The big question when it comes to healthcare, according to Stofko, is: "Can we make personal care seamless, simple and inexpensive?" He goes on to say that the best way to do that is through "personal" health management tools that can manage individuals' health in a passive way or a way that results from tasks already in place.

Stofko points to his own framework for a "Personalized Medicine Model" to guide self-monitoring and care. The framework includes four interconnected areas: Genetic, lifestyle, interventional and monitoring.

"Genetic data is supported by both lifestyle and interventional data, and the monitoring function tracks and balances it all," he writes.

Monitoring tools growth is on the rise, and is expected to continue through 2019, according to a Transparency Market Research report.

Stofko says that billions of dollars could be saved if we can connect the dots between small data, which maximizes individual care, and big data, which uncovers solutions that can have a global impact.
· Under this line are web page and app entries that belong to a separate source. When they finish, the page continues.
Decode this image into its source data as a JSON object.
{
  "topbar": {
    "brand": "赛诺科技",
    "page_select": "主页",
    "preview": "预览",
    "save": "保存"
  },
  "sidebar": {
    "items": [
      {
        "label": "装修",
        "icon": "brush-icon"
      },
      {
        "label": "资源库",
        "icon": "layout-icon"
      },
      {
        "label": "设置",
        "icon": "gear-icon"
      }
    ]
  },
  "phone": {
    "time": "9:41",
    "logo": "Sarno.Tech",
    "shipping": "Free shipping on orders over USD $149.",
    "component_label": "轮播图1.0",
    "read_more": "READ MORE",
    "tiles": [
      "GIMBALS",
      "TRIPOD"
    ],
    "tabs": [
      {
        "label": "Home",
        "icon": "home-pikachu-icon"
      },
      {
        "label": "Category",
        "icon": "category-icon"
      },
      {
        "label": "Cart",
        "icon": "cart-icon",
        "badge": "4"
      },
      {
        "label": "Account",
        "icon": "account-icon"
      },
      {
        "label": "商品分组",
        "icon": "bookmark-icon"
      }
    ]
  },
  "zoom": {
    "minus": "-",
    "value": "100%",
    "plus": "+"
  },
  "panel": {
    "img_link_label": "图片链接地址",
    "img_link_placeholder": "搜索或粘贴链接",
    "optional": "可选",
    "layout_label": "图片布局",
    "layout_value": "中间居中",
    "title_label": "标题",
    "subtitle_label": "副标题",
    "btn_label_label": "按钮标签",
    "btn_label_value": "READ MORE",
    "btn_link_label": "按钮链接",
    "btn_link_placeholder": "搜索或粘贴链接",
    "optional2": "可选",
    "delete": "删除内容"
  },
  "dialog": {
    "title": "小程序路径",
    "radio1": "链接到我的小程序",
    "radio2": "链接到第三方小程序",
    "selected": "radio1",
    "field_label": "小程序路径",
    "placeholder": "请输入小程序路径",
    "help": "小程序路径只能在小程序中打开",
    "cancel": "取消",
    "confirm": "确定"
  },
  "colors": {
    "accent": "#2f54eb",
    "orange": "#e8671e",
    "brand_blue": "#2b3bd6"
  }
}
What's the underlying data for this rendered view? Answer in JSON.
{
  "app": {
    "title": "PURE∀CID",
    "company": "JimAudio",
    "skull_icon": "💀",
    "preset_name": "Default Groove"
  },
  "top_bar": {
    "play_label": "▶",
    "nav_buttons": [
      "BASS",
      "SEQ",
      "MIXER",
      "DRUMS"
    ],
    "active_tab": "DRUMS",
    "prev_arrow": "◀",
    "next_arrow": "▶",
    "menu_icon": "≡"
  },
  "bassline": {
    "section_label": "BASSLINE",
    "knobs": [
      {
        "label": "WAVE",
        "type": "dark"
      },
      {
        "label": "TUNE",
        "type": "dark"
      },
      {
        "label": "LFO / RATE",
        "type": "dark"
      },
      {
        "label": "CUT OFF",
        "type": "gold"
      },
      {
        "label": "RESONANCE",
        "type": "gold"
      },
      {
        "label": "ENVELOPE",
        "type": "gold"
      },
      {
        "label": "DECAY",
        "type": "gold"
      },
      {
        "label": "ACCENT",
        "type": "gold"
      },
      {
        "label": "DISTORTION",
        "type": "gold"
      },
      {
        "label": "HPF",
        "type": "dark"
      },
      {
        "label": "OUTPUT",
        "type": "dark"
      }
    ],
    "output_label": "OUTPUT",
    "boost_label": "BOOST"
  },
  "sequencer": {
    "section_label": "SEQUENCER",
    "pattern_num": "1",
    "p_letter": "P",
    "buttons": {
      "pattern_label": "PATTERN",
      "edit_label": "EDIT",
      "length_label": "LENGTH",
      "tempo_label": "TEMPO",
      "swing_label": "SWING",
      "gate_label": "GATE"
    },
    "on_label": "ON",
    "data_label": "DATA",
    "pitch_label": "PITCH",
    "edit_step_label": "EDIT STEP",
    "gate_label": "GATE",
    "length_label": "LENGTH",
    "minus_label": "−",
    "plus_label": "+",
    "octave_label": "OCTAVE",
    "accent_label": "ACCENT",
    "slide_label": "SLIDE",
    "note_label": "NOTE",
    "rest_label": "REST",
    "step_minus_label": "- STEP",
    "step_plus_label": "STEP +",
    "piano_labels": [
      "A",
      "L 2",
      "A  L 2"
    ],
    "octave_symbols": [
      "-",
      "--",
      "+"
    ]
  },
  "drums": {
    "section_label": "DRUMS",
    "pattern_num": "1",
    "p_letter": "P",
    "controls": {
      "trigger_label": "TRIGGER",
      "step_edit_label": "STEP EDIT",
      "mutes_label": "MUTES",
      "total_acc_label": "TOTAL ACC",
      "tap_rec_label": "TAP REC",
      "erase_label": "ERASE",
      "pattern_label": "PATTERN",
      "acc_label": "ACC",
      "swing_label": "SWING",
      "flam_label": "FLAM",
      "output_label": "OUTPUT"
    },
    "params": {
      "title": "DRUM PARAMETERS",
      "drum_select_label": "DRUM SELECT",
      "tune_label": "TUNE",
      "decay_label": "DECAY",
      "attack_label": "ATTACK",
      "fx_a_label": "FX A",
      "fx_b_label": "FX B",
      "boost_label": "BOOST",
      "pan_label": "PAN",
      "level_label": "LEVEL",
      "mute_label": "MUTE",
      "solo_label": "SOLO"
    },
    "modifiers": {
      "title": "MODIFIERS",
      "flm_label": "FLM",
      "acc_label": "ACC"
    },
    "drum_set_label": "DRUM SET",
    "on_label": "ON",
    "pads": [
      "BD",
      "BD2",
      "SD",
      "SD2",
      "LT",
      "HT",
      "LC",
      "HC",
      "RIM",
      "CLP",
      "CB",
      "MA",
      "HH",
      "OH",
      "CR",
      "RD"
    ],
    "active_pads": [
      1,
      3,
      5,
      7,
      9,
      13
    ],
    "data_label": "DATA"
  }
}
However, deterrents to capitalizing on small data remain. Currently, physicians may not understand the benefits of personal health platforms, he says, pointing to Google Fit and Apple's HealthKit (which we should learn more about on Tuesday). Only time will show whether providers will tap the power of these tools.

But with the implementation of electronic health records, Stofko hopes physicians will see the benefit of having those records connect with personal health platforms to create the "seamless, simple, and inexpensive solution we are looking for."

To learn more:
- read the InformationWeek article